LIBOR – the London Interbank Offered Rate – is due to be discontinued at the end of 2021. LIBOR is used in many financial contracts as a benchmark interest rate and is intended to represent the average rate at which banks can obtain unsecured finance in the London Interbank Market. In pension scheme investment, it is most commonly used in liability-driven investments, derivative contracts and longevity contracts.
The LIBOR rigging scandal and a decline in the use of the interbank market has meant that LIBOR is no longer seen as a sustainable benchmark, with concerns that the rate does not have a long-term future because it is not based on a sufficient volume of actual wholesale transactions. In response to these concerns, the administrator of LIBOR has consulted on ceasing to publish the benchmark at the end of 2021 and the Financial Conduct Authority (FCA) and other regulators are encouraging market participants to transition to using alternative risk-free reference rates prior to LIBOR’s discontinuance. For Sterling-denominated contracts, the principal replacement rate will be the Sterling Overnight Index Average (SONIA). Typically, SONIA will be lower than LIBOR, as it does not include a risk premium element.
What should pensions scheme trustees do?
LIBOR is embedded into many financial contracts, for example interest rate swaps, longevity contracts and some pooled fund arrangements. Investment guidelines in investment management agreements may also reference LIBOR. Trustees should speak with their investment managers to ascertain the number of contracts that may be affected by LIBOR cessation and the managers’ plans to transition contracts to replacement rates (principally SONIA). Trustees should require investment managers to ensure any transition to risk-free reference rates such as SONIA does not result in economic detriment to the pension scheme. Specialist legal advice may be needed, particularly where contracts do not contain robust fall-back provisions sufficient to cover the end of LIBOR, resulting in a risk of the contract failing.

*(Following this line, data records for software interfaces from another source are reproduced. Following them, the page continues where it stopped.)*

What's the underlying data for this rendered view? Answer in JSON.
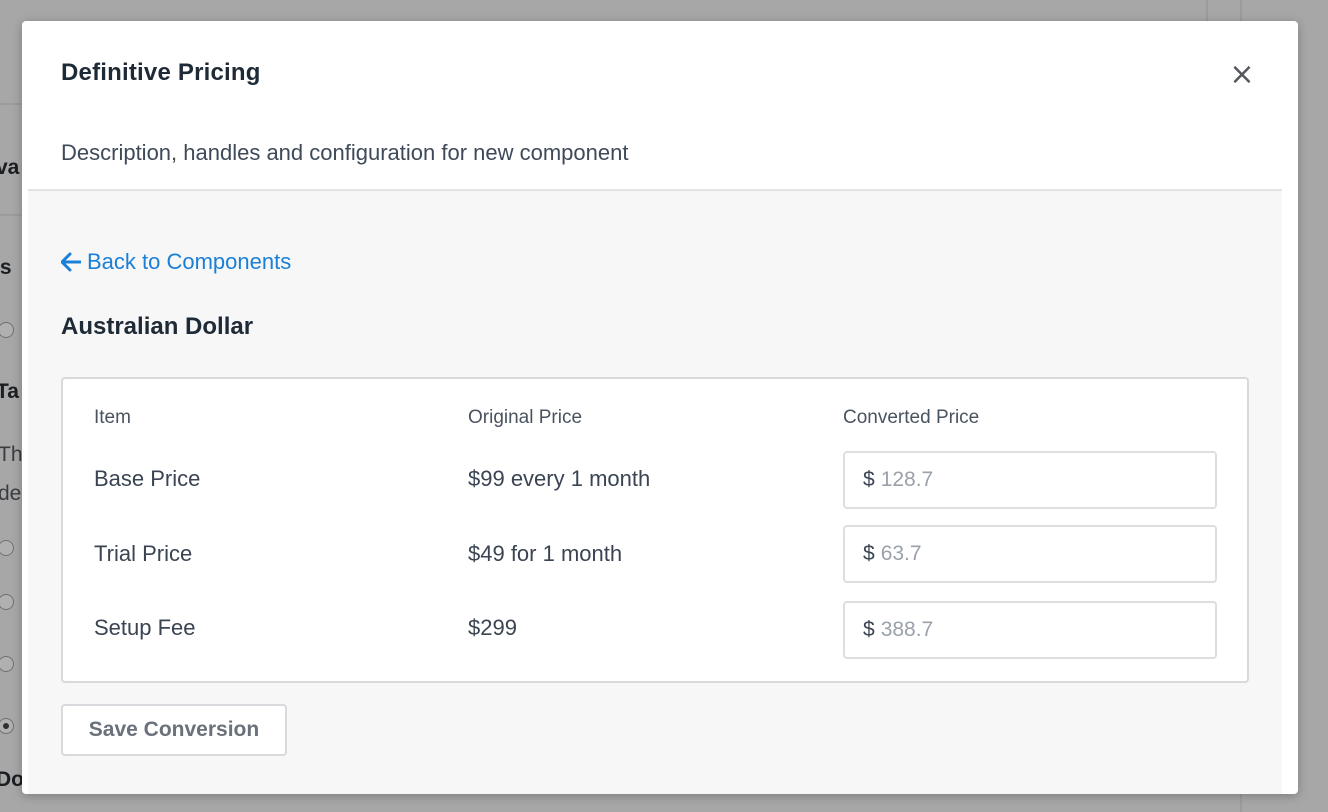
{
  "background": {
    "fragments": [
      "va",
      "ls",
      "Ta",
      "Th",
      "de",
      "Do"
    ]
  },
  "modal": {
    "title": "Definitive Pricing",
    "close_symbol": "×",
    "subtitle": "Description, handles and configuration for new component",
    "back_link": "Back to Components",
    "currency_heading": "Australian Dollar",
    "table": {
      "headers": [
        "Item",
        "Original Price",
        "Converted Price"
      ],
      "currency_prefix": "$",
      "rows": [
        {
          "item": "Base Price",
          "original": "$99 every 1 month",
          "converted_placeholder": "128.7"
        },
        {
          "item": "Trial Price",
          "original": "$49 for 1 month",
          "converted_placeholder": "63.7"
        },
        {
          "item": "Setup Fee",
          "original": "$299",
          "converted_placeholder": "388.7"
        }
      ]
    },
    "save_button": "Save Conversion"
  },
  "colors": {
    "link": "#1a7fd6",
    "backdrop": "#a7a7a8",
    "body_bg": "#f7f7f7"
  },
  "icons": {
    "back": "arrow-left-icon",
    "close": "close-icon"
  }
}
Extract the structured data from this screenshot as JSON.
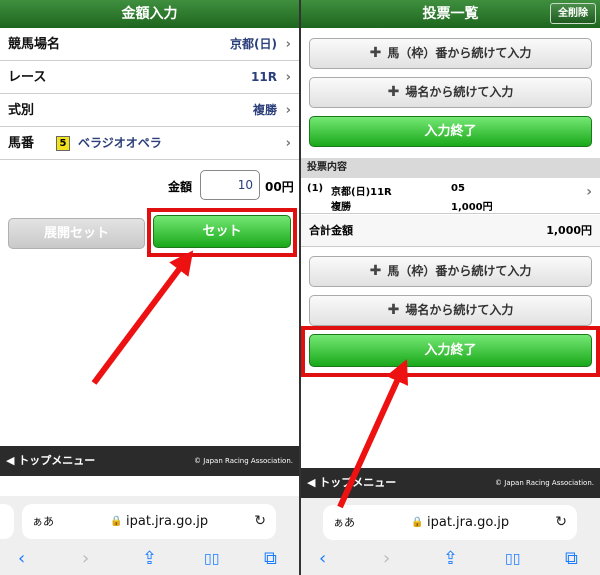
{
  "left": {
    "title": "金額入力",
    "rows": [
      {
        "label": "競馬場名",
        "value": "京都(日)"
      },
      {
        "label": "レース",
        "value": "11R"
      },
      {
        "label": "式別",
        "value": "複勝"
      },
      {
        "label": "馬番",
        "waku": "5",
        "value": "ベラジオオペラ"
      }
    ],
    "amount": {
      "label": "金額",
      "value": "10",
      "unit": "00円"
    },
    "deploy_button": "展開セット",
    "set_button": "セット",
    "footer": {
      "menu": "トップメニュー",
      "copyright": "© Japan Racing Association."
    },
    "browser": {
      "aa": "ぁあ",
      "host": "ipat.jra.go.jp"
    }
  },
  "right": {
    "title": "投票一覧",
    "clear_all": "全削除",
    "buttons": {
      "by_number": "馬（枠）番から続けて入力",
      "by_name": "場名から続けて入力",
      "finish": "入力終了"
    },
    "section_title": "投票内容",
    "ticket": {
      "index": "(1)",
      "venue_race": "京都(日)11R",
      "bet_type": "複勝",
      "horse_no": "05",
      "amount": "1,000円"
    },
    "total": {
      "label": "合計金額",
      "value": "1,000円"
    },
    "footer": {
      "menu": "トップメニュー",
      "copyright": "© Japan Racing Association."
    },
    "browser": {
      "aa": "ぁあ",
      "host": "ipat.jra.go.jp"
    }
  },
  "icons": {
    "chevron": "›",
    "plus": "✚",
    "back": "‹",
    "forward": "›",
    "share": "⇪",
    "bookmarks": "▯▯",
    "tabs": "⧉",
    "lock": "🔒",
    "reload": "↻"
  },
  "colors": {
    "accent_green": "#1aa81a",
    "highlight_red": "#e01010",
    "title_green": "#2b7a2b"
  }
}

For contracts governed by International Swaps and Derivatives Association (ISDA) standard terms, trustees may be able to adhere to the ISDA amending protocol to address this issue. For other contracts, including those not governed by ISDA documentation, it may be necessary to agree bilateral amendments with counterparties before LIBOR ceases to be published.
Shepherd and Wedderburn’s banking and pensions team is currently advising pension scheme trustees on the impact of LIBOR cessation on interest rate and longevity swap contracts.
For tailored advice on this or a related matter, please contact a member of our pensions team or your usual Shepherd and Wedderburn contact.